by Joseph Brodsky
In a cold time, in a place accustomed more
To scorching heat, than cold, to the flatness of plain,
than to hills: A child was born in a cave to save the world.
And it stormed, as only the winter’s desert storms rain.
Everything seemed huge to him: his mother’s breast,
The yellow steam of the camels’ breath. And from afar,
Their gifts carried here, the Magi, Balthazar, Melchior, Caspar.
He was all of him just a dot. And that dot was a star.
Attentively and fixedly, through the sparse clouds
Upon the recumbent child in the manger, through the night’s haze
From the depths of the universe, from its end and bound,

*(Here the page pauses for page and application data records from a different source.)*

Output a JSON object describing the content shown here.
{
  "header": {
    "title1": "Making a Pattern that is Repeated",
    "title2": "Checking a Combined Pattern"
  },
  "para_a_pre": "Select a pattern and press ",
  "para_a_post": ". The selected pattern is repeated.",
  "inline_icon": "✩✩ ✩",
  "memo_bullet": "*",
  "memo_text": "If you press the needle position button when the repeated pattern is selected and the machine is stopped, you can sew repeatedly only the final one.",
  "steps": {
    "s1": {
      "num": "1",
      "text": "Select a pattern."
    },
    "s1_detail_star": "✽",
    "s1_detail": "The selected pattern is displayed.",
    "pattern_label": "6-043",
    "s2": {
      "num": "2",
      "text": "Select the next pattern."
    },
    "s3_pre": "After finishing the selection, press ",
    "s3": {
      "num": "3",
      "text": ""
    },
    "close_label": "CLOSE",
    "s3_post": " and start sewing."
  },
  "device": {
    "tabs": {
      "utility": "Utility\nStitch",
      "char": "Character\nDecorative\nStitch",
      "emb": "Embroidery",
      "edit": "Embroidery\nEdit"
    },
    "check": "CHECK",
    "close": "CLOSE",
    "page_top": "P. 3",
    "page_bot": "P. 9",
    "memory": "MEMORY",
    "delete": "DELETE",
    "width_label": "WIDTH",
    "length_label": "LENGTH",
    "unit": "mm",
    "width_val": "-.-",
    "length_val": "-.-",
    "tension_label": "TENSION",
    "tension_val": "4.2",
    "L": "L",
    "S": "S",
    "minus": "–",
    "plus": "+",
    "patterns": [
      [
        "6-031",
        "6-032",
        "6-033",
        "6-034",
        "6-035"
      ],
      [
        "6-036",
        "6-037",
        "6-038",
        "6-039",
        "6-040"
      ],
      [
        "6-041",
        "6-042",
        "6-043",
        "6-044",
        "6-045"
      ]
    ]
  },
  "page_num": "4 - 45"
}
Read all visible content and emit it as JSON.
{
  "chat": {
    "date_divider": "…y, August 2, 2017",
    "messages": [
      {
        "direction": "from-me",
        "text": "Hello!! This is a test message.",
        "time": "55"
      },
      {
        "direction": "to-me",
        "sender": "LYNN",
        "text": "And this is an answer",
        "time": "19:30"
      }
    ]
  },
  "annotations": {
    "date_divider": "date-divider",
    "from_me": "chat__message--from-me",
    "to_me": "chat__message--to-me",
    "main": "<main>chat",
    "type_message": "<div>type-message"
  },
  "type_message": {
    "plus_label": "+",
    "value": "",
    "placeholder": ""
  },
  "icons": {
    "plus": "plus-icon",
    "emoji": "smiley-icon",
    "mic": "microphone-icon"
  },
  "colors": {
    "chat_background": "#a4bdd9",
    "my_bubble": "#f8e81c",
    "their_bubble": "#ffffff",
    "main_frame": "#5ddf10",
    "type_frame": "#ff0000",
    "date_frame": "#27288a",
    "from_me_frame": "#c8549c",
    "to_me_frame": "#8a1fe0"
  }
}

A star watched over the cave. And that was the Father’s gaze.